Things have been really slow around the farm these days. We're less than patiently waiting for the weather to clear up so that we can do some field work. I tried to do some field work early last week and immediately got stuck which is no surprise. Things are just too wet to get the tractor into the field.
We took time this weekend to catch up on paperwork, relax and wander around our property. It's kinda funny, but we've never walked the 8 or so acres that are behind our house! That land is so grown over we just never had a chance to go back there.
It's likely that we're gonna let this area be reclaimed by nature. We don't need it for crop production and it will be fun to see it grow back into forest over time. Ross and I are major bird nerds and carry our binoculars with us whenever we go walking. We saw a Northern Flicker woodpecker which was really exciting (seriously, we're giant bird nerds). We also explored the old tobacco barns tucked in the woods.
Through there's not much we can do outside right now, we have been busy planning for the upcoming season. We are also steadily growing microgreens and shoots in the greenhouse and selling them at market. Come visit us on Saturdays at the Chapel Hill Farmers Market and Western Wake Farmers Market and pick up a box (or two) of our yummy microgreens!
Whenever I get stressed out about all the stuff we need to do on the farm, Ross always says "How do you eat an elephant? One bite at a time". And my response is always "Well, I'm choking on elephant meat".
The to-do list on the farm is never ending is quite overwhelming. Our major focus right now is getting the fields prepped and ready to go so that we can start planting as soon as possible. We will start working on transplants this week. There's a lot to plant including spring greens like kale and pak choy and brassicas like broccoli and cauliflower. We finished up some greenhouse tables this weekend so that we have a nice warm place for the transplants to grow.
We also spent a big chunk of time this weekend clearing trees off our driveway. As previously mentioned the farm was abandoned for a long time before we bought the land so everything is overgrown. The road needs light and air circulation to it keep it from turning into a bumpy mud hole. After cutting trees for a couple of weekends now, we're about half done with the driveway.
I'm really happy with the progress we're made thus far on the farm. Ross is totally right that we just have to take each day one step at a time because the chore list is endless. If you ever get caught up on the farm there's definitely something you forgot about. So I'm taking a chill pill and happily eating my elephant meat.
As is the case with most well meaning, tech savvy farmers who want to share their farm with the world... I will admit that I am terrible at keeping up with our blog. Our to-do lists are too long and we're always crunched for time. However, we've had a very eventful year and I'd like to have a record of some sort to see our progress over the years. So I'm going to try and update our blog at least once a week (hold me to it).

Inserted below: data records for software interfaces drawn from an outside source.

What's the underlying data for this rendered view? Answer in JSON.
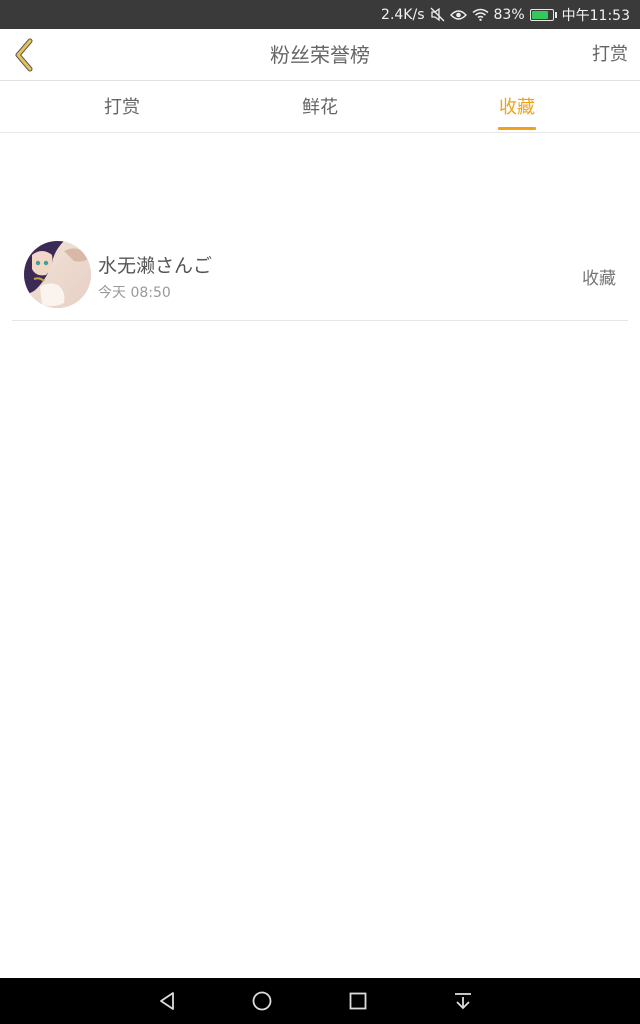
{
  "status_bar": {
    "net_speed": "2.4K/s",
    "battery_percent": "83%",
    "battery_level": 0.83,
    "time": "中午11:53",
    "icons": [
      "mute-icon",
      "eye-icon",
      "wifi-icon",
      "battery-icon"
    ]
  },
  "header": {
    "title": "粉丝荣誉榜",
    "action_label": "打赏",
    "back_icon": "chevron-left-icon"
  },
  "tabs": [
    {
      "label": "打赏",
      "active": false
    },
    {
      "label": "鲜花",
      "active": false
    },
    {
      "label": "收藏",
      "active": true
    }
  ],
  "colors": {
    "accent": "#f0a21c",
    "back_icon": "#e6c15a",
    "status_bar_bg": "#3a3a3a",
    "nav_bar_bg": "#000000"
  },
  "fans": [
    {
      "name": "水无濑さんご",
      "time": "今天 08:50",
      "action": "收藏"
    }
  ],
  "nav_bar": {
    "icons": [
      "nav-back-icon",
      "nav-home-icon",
      "nav-recent-icon",
      "nav-down-icon"
    ]
  }
}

For the past couple of months we have been working really hard to clear our largest field to prep land for spring planting. All our pastures are filled with 6ft-10ft tall saplings that have to be removed before we can plow. We cut the saplings in the late Fall and have been pulling the left over stumps with a box blade. Not the easiest or best way to do it but it's all we can manage on our tight budget with limited equipment.

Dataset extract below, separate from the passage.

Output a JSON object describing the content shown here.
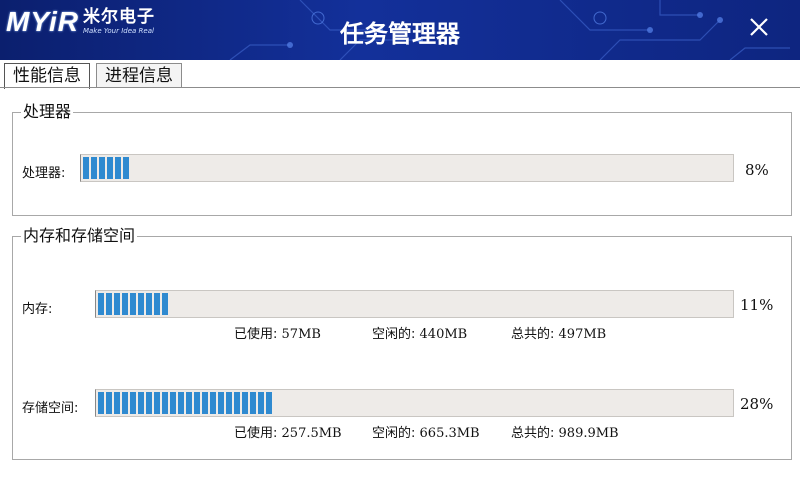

We've been slow to get this work done because it's difficult for me to pull stumps alone during the day. It's really a two man job and it's pretty dangerous to do it alone so we have to find time to work on it when Ross isn't at work. It took about a month but we finally got about 2 acres of stumps pulled with 0.5 acres to go. With a large area of stumps cleared, we started plowing!
At this point we have 2 acres plowed! We're very satisfied with what we've got done so far especially considering how much work we had to do just to get to the point of were we could plow. Hopefully the weather we cooperate and can get in as early as possible to disc and amend the beds to start planting.

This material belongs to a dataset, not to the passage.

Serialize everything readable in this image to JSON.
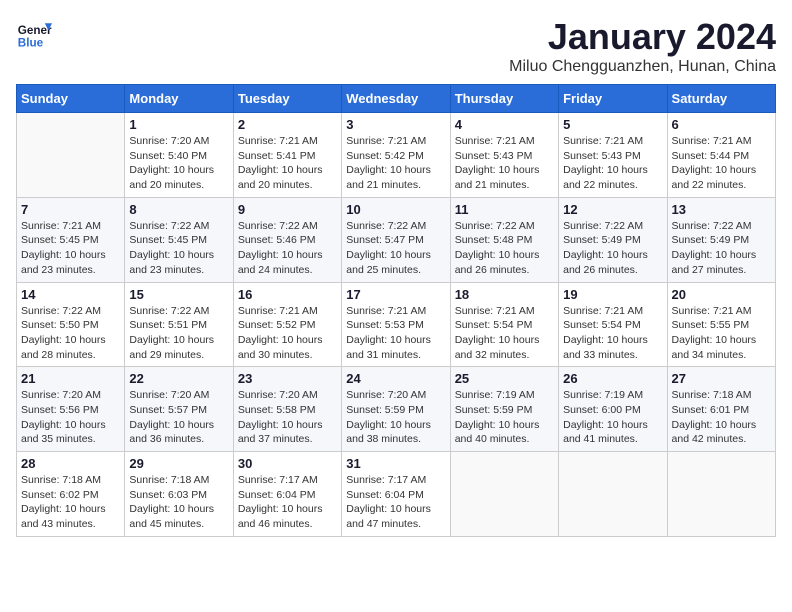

On another note: the super cold temps this week have basically wiped out of field crops. We're not too sad though. We were pretty surprised how well the plants have done this far. At this point, we'll be taking mostly microgreens and shoots that we grow in the greenhouse to market for the rest of the winter.
Ross and Jillian Mickens are the owners and operators of Open Door Farm located in the North Carolina Piedmont.